BOTOX, or botulinum toxin, is expected to receive Food and Drug Administration approval for broader use in facial cosmetic applications in the near future.
This comes after a long history of its off-label or non-FDA-approved use for this same purpose.
Since the mid-1990s, BOTOX has been used to treat facial wrinkles, or rhytids, without approval from the FDA.
Up until now, BOTOX's designated use, according to the FDA, has been to treat patients with complex neuromuscular disorders that cause muscles to be hyperactive or spastic. Some of these disorders include blepharospasm, a tic-like movement of the eyelids, and laryngeal dystonia, a disorder of the vocal cords that causes an erratic vocal quality with breaks and sudden changes in pitch).
In these cases, BOTOX acts to block the release of a chemical, acetylcholine, that is responsible for signaling the muscles to move. By blocking the nerve impulse to the muscle the muscle is weakened.
More recently, new applications for BOTOX in facial plastic surgery have developed. The FDA has not officially approved these applications, but they are quite popular.
The most common current usage is for hyperfunctioning facial muscles that create lines of animation or "wrinkles."
Examples of such lines are the horizontal creases that form on the forehead when we raise our eyebrows. The "crow's feet" lines that occur as we age that radiate from the outer edge of the eyes are also a product of the muscle acting on the skin over time.
All of this combines to create a face that appears older and wrinkled. To combat this, BOTOX is used to selectively weaken those specific groups of muscles responsible for the unwanted lines or wrinkles.

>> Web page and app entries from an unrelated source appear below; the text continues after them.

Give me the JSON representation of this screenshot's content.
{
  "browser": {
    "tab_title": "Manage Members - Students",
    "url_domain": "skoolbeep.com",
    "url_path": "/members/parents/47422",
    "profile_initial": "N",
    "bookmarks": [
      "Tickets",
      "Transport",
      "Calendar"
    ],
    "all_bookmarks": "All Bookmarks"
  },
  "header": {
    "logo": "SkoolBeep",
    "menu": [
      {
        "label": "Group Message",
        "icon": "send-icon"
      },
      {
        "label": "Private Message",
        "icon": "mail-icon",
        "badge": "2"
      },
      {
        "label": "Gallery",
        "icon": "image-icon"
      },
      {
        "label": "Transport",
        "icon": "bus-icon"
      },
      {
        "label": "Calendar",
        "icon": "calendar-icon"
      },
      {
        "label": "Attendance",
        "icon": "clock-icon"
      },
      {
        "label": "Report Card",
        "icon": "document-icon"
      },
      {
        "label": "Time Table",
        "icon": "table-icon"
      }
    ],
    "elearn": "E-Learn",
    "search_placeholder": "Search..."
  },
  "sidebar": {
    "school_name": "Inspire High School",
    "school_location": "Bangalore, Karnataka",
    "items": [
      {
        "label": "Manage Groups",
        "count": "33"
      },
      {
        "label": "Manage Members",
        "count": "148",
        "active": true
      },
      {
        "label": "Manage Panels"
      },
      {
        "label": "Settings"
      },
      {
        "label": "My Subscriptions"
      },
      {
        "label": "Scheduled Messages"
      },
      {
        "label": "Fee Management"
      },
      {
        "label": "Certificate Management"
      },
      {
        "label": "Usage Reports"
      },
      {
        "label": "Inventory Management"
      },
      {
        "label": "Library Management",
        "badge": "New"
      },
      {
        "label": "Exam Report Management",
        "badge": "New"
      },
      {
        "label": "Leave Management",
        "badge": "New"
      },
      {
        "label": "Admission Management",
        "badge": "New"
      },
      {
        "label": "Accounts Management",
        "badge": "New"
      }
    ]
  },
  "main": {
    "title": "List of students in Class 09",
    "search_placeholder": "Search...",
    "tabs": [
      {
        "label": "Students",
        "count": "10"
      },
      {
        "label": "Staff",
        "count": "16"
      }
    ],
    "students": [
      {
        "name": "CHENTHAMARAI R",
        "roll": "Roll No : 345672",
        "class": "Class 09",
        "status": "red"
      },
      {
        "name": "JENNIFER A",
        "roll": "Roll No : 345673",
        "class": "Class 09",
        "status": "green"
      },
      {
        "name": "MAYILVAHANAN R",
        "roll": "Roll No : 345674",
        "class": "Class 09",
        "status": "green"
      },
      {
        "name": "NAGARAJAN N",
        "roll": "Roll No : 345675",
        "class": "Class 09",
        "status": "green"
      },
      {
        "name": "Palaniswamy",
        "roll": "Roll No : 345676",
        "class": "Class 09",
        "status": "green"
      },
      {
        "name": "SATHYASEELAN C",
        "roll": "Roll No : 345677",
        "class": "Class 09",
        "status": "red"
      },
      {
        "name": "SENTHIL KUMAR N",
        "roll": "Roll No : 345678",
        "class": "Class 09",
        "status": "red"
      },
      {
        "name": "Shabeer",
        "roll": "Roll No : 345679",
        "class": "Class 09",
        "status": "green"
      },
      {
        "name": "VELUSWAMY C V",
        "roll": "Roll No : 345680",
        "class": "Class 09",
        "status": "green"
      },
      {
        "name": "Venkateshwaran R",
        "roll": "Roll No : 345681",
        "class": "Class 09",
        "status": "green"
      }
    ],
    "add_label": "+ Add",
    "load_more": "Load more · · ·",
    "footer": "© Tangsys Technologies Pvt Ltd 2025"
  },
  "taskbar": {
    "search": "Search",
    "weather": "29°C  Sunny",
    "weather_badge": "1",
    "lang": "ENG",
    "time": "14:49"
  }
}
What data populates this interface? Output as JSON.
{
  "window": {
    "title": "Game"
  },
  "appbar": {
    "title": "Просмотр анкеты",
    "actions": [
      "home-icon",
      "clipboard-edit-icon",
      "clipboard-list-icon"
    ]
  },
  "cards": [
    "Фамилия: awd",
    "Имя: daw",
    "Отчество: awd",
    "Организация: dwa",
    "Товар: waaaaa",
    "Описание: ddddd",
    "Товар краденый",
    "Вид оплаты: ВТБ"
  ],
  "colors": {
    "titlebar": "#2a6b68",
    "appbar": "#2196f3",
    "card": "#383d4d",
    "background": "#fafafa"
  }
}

Ease of Use: It is injected in small doses directly into the muscles. This is performed in a doctor's office using a very small needle. The only pain experienced is during the injection of the BOTOX. The BOTOX itself does not burn or sting.
Onset of Action: The effects of BOTOX can be seen beginning at approximately two days and are maximal by three to four days.
Duration of Action: By three months, most patients will have minimal residual effect of the BOTOX, and for this reason most patients are placed on a three-month regimen for maintenance.
Benefits: The benefits of BOTOX are tremendous in combating the signs of aging that are associated with muscle action such as the crow's feet, forehead and glabellar (the area between the eyebrows just above the nose). When administered appropriately, the results are a smooth forehead and more youthful appearing eyes.
Disadvantages and Risks: The amount of BOTOX administered for facial wrinkles is small enough that systemic reactions should not occur. Allergic reactions to the components of the BOTOX are possible. The effect of BOTOX is not permanent and so re-injection every three months is necessary. Any undesired effect in a particular area will persist for three months. There is no way to reverse its effect. For this reason, BOTOX should be administered by a physician who has particular expertise in its use for facial wrinkles.
The uses of BOTOX continue to expand and it has shown some benefit in migraine and tension headaches, as well as hyperhidrosis (sweaty palms). By far the most popular and widespread use of BOTOX today is for its rejuvenative effect on the face. By erasing the lines of age, some of the youthful appearance of earlier days can be restored.
Dr. Gregory H. Branham is an associate professor and director of facial plastic surgery at the St. Louis University School of Medicine.